* [What the task asks] Retype every record exactly as it appears.
____________________
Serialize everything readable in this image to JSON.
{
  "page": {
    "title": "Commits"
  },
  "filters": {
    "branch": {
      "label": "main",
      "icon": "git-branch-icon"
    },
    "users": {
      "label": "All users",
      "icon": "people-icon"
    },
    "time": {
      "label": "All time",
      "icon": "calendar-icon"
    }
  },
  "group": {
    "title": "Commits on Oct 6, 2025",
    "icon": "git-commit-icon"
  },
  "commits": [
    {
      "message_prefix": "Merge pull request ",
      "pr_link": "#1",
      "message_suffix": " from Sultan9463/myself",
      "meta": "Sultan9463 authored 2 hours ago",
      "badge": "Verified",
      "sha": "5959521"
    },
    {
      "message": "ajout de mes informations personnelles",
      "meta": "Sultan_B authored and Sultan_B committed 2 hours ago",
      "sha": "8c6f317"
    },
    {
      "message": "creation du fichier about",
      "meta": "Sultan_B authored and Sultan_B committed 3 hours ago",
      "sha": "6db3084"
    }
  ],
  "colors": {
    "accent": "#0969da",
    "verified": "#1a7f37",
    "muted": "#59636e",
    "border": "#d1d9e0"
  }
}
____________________
* [Exercise result]
Serialize everything readable in this image to JSON.
{
  "page": {
    "title": "Commits"
  },
  "filters": {
    "branch": {
      "label": "main",
      "icon": "git-branch-icon"
    },
    "users": {
      "label": "All users",
      "icon": "people-icon"
    },
    "time": {
      "label": "All time",
      "icon": "calendar-icon"
    }
  },
  "group": {
    "title": "Commits on Oct 6, 2025",
    "icon": "git-commit-icon"
  },
  "commits": [
    {
      "message_prefix": "Merge pull request ",
      "pr_link": "#1",
      "message_suffix": " from Sultan9463/myself",
      "meta": "Sultan9463 authored 2 hours ago",
      "badge": "Verified",
      "sha": "5959521"
    },
    {
      "message": "ajout de mes informations personnelles",
      "meta": "Sultan_B authored and Sultan_B committed 2 hours ago",
      "sha": "8c6f317"
    },
    {
      "message": "creation du fichier about",
      "meta": "Sultan_B authored and Sultan_B committed 3 hours ago",
      "sha": "6db3084"
    }
  ],
  "colors": {
    "accent": "#0969da",
    "verified": "#1a7f37",
    "muted": "#59636e",
    "border": "#d1d9e0"
  }
}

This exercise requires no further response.